Skip to content


Your cart is empty

Article: Eight natural ingredients that can even out skin tone

Eight natural ingredients that can even out skin tone

Young skin (and we’re thinking about babies and small children here) has a beautiful habit of looking the same colour all over. No blotches and splotches; just smooth mono-tone perfection. But as the years skip by, that one-colour gorgeousness is interrupted by freckles, scars, hyper-pigmentation, age spots and broken blood vessels.

While it’s not realistic to expect a return to youthful purity, there’s a lot you can do to fade the marks of time. However we strongly you recommend a natural approach, because some skin lightening products contain nasties like mercury. All lightening treatments, including the natural ones, can make your skin more sun-sensitive – you’ll need to be extra careful about sunscreen.

Here are some natural ways to even out your skin tone, some of which might be lurking in your fridge.

Vitamin C

Vitamin C (ascorbic acid) is used as a treatment to even-out skin tone, reduce hyperpigmentation and generally reduce the signs of ageing. [1] It’s a bit of a wonderchild in the skincare world, however using it comes with some challenges. The big issue is that vitamin C breaks down when it comes into contact with air, heat and light. So how vitamin C treatments are put together can determine whether they will work.

Methods of protecting vitamin C until it reaches your skin include putting it in capsules or presenting it in powder form, allowing you to mix it into other skincare products. Be wary of cheap vitamin C serums; there’s a high chance any vitamin content will be long gone before you use it. When you start using vitamin C, take care because it’s acidic. If you notice redness or feel itchy after a couple of days, back off and reduce the dose. [1]


Also known as vitamin B3, niacinamide is known as an effective skin lightening compound that works by inhibiting melanin production. [2] It’s also known to help with acne, eczema, oil regulation, skin firmness and pore minimisation.[3] It’s a real all-rounder. Niacinamide is often combined with hyaluronic acid and glycerin.

Kojic acid

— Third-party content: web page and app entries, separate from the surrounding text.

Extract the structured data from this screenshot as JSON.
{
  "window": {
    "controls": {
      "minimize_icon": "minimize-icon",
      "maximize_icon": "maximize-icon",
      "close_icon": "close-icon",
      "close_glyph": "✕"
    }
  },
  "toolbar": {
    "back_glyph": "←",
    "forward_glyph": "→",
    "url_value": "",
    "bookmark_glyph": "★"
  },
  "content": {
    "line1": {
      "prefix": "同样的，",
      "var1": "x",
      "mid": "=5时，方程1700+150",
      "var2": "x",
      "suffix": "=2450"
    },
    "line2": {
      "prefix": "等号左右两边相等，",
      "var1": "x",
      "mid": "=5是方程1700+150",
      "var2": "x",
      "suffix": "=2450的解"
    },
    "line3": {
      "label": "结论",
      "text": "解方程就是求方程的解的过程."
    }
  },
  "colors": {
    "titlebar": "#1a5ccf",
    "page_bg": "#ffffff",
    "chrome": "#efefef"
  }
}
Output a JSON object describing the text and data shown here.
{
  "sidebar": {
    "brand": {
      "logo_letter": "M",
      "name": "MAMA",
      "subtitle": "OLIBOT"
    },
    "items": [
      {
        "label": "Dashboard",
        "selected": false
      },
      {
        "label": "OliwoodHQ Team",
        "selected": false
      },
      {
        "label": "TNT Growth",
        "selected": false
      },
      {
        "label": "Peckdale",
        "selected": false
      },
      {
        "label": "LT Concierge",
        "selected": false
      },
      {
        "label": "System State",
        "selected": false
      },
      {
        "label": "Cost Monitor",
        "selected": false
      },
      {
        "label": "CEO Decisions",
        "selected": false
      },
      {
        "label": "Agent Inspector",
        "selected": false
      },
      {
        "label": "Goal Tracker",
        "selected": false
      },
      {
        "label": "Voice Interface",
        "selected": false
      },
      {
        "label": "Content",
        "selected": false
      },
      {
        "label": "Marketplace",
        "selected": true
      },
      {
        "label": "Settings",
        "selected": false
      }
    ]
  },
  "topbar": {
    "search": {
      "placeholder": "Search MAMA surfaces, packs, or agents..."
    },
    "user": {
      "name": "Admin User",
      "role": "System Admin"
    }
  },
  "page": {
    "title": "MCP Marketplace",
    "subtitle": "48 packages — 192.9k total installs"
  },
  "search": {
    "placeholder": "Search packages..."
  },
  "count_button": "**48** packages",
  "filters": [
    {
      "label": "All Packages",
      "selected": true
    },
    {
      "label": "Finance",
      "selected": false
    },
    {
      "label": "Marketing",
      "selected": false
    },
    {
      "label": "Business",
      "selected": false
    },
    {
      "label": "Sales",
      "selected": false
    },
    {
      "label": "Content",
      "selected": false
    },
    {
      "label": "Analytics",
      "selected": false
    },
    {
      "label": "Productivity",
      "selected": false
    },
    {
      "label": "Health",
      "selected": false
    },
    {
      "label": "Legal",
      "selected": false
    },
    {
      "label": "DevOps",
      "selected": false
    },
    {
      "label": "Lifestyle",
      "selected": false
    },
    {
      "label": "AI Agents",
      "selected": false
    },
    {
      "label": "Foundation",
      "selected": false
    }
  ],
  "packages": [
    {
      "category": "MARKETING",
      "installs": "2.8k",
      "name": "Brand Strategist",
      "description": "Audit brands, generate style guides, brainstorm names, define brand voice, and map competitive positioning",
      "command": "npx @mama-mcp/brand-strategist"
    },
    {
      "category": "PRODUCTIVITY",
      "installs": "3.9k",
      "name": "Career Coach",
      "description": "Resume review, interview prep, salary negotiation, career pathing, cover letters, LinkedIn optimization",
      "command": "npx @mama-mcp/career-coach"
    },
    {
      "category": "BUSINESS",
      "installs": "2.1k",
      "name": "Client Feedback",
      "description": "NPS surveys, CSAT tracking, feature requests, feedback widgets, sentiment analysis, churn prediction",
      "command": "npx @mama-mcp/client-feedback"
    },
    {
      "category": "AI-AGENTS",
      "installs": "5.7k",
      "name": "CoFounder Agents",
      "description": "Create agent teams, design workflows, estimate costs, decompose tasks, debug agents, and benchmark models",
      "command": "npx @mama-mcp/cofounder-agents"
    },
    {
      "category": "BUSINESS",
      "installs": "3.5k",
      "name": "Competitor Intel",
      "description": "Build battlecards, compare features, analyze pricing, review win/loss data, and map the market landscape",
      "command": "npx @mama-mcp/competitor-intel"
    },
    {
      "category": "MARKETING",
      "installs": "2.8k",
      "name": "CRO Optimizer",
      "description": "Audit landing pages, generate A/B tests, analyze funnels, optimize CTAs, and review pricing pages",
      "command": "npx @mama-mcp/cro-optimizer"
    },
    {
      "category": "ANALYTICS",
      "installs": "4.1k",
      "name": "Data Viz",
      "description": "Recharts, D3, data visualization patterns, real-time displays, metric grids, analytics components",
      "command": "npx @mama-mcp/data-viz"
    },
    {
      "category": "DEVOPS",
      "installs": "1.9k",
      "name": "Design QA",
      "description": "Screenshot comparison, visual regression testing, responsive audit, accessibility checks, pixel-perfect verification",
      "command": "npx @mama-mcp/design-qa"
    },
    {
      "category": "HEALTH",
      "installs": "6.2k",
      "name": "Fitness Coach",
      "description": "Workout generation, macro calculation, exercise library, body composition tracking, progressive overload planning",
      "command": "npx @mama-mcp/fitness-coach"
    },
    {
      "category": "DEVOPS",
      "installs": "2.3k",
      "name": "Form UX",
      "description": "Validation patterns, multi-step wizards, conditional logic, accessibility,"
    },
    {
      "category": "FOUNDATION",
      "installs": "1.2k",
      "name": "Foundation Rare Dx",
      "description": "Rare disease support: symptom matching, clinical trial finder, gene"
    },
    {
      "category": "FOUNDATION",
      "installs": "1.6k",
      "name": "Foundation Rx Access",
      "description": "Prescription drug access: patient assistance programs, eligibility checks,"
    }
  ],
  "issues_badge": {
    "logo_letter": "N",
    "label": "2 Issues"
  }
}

Derived from fungi, koji acid is a skin lightener, an antioxidant and a natural preservative. To reduce hyper-pigmentation, it works by blocking an amino acid called tyrosine, which is needed to support the production of melanin. Available data suggests that the use of skincare products containing kojic acid with a concentration of 2% for products is considered safe. [4] Kojic acid comes as a powder. To avoid using too much, it’s safer to buy a product that includes it as an ingredient.


Good ‘old kiwifruit is great for your health – it’s rich in vitamin C and high in fibre. You can also use it to reduce under-eye dark circles.

Dark circles under your eyes can be due to brown pigment sitting in the skin, but you have to be super-careful about how you approach lightening the skin under your eyes. For this job, find a cream that contains kiwifruit extract. Studies have shown that kiwifruit extract improves skin radiance, reduces the appearance of fine lines and reduces dark circles under eyes.[5]

Sophora Root

Bet you’ve never heard of this one! Sophora root (sophora flavescens) is a herbal treatment used in Chinese medicine. A study carried out in Korea concluded that naturally sophora flavescens extract might be useful as a whitening agent in cosmetics. [6]

Tea extract

Green, black and white tea leaves contain polyphenols. Tyrosinase inhibitors that regulate melanin production are phenol derivatives, so using tea extract as a skin-lightening agent makes perfect sense. [7] You might want to stick to a green tea or white tea extract, because black tea extract could potentially give you a fake tan effect!

Lemon juice

Lemon juice is an old-fashioned way to lighten skin. Does it work? Yes, but don’t expect results in a hurry. Beauty regimens from the past recommended using lemon juice as a type of toner on a daily basis to combat age spots. But lemon juice is highly acidic, so the skin stings like crazy after it’s applied. A better approach is to use lemon juice in a face mask. You can mix the juice with yoghurt, beaten egg, mashed avocado or facial-quality clay.


Curcumin is a plant-derived polyphenol that’s been shown to suppress melanin production.[8] The richest source of curcumin is turmeric, the bright-gold spice that stains your shirt when you’re messily eating curry. Adding turmeric to a face mask is standard practice in India for bridal wedding preparations, however it’s important to allow a couple of days between using the mask and appearing in public! Just like it stains your shirt, turmeric stains your skin, but it’s temporary.









Read more

The holistic approach to skincare; beauty from the inside out

Holistic health is about healing a person in mind, body, spirit and emotion. It’s not as simple as buying ‘organic’ and products with healthy-sounding ingredients on the labels. Holistic health pra...

Read more

The right way to layer your skincare products for day and night

Are you putting your skincare products on in the most beneficial order? Like making a cake, the outcome will be less than optimal if you get the order of ingredients wrong. Once upon a time it was ...

Read more